Thanks to Angela Bell (who has moved back to her original blogger home) for the link.
When Phillip Noyce recruited the three girls who were to star in his film, he chose them from outback communities in Western Australia. He found the eldest, Everlyn Sampi, who was to play fourteen-year-old Molly in the film, living with her mother at Broome on the north-west coast. A striking number of parallels emerged between the young actress and the character she played. Both had white fathers who had left their mothers. Neither was educated. Molly had attracted the attention of the authorities because of reports she was “running wild with the whites” and was being abused by the full-blood members of her tribe. Everlyn had reached puberty but could not read or write, was regularly truant from school, and Noyce himself became worried about her return to Broome and the life she would lead after the film was made. During rehearsals, Everlyn emulated her character and ran away twice. She was found in a telephone booth trying to book a ticket back to Broome. She was caught and returned to Noyce, who told a journalist her behavior “makes you want to protect her, adopt her.”

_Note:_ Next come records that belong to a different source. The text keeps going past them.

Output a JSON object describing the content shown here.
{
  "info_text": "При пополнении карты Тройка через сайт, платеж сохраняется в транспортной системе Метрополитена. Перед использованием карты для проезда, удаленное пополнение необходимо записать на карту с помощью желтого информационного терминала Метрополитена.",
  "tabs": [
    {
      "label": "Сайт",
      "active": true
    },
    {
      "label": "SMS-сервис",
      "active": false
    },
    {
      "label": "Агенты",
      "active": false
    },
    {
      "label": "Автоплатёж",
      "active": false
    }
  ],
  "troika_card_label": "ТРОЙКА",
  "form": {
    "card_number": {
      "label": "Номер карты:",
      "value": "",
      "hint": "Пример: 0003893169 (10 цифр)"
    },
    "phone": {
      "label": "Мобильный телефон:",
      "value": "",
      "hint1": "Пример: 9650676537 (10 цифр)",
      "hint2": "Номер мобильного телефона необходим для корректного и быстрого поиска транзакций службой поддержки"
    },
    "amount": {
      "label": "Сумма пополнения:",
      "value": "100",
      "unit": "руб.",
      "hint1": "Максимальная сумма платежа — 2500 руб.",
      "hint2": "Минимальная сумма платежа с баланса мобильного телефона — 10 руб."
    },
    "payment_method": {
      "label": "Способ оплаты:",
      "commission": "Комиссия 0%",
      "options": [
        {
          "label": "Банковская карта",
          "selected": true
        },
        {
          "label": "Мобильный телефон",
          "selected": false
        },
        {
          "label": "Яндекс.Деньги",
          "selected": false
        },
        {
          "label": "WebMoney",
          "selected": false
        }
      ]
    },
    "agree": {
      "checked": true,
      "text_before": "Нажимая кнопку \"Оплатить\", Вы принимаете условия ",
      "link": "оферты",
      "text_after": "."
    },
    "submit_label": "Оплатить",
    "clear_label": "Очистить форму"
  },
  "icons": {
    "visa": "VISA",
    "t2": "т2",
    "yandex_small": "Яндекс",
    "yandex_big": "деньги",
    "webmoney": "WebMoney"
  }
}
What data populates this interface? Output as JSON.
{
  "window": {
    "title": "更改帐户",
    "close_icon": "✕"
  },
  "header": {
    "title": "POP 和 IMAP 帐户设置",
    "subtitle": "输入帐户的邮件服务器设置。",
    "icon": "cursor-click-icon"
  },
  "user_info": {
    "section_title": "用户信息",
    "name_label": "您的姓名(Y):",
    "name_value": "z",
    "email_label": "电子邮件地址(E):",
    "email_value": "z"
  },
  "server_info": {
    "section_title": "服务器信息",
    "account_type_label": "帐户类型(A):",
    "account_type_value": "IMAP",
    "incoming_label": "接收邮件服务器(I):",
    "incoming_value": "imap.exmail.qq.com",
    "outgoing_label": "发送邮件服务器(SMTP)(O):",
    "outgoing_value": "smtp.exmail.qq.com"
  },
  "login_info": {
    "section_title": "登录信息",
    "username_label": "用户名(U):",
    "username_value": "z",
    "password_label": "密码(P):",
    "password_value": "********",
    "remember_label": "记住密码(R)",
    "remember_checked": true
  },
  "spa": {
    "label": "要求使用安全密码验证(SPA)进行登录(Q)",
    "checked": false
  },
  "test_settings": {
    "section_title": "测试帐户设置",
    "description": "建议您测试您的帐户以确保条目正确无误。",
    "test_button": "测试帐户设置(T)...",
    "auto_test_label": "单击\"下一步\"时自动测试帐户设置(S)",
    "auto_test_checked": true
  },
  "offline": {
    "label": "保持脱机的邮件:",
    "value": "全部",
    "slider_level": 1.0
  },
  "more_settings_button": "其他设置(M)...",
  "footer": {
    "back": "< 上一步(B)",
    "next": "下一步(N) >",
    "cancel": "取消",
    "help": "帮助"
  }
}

Noyce decided to do just that. With her mother’s consent, he arranged for her to enter a boarding school near Perth. But again, just like Molly, she hated it and demanded to be flown home. Last year a television reporter, James Thomas, confronted Noyce with the parallels between his own actions and those of his film’s chief villain, the Aboriginal protector Neville.
Thomas: Picture this: a white man enters a remote Aboriginal community with the best intentions, takes three girls out of their community and promises them fame and fortune. Does it sound familiar?
Thomas: Are you aware of the irony that exists in what you are doing with this film and the actual topic of the film itself?
Noyce: Well, I suppose in one way you could say that in a different context, in a different time, I’m A. O. Neville promising these young Aboriginal children a better life, asking them to do things that are against their instincts, perhaps because it’s for their own good. But we do live in a slightly different world.
While we obviously do live in a different world, Noyce himself succumbed to an instinct that is as old as the British settlement of Australia: the desire to offer Aboriginal people the benefits of civilized life and to educate their children in the ways of the modern world.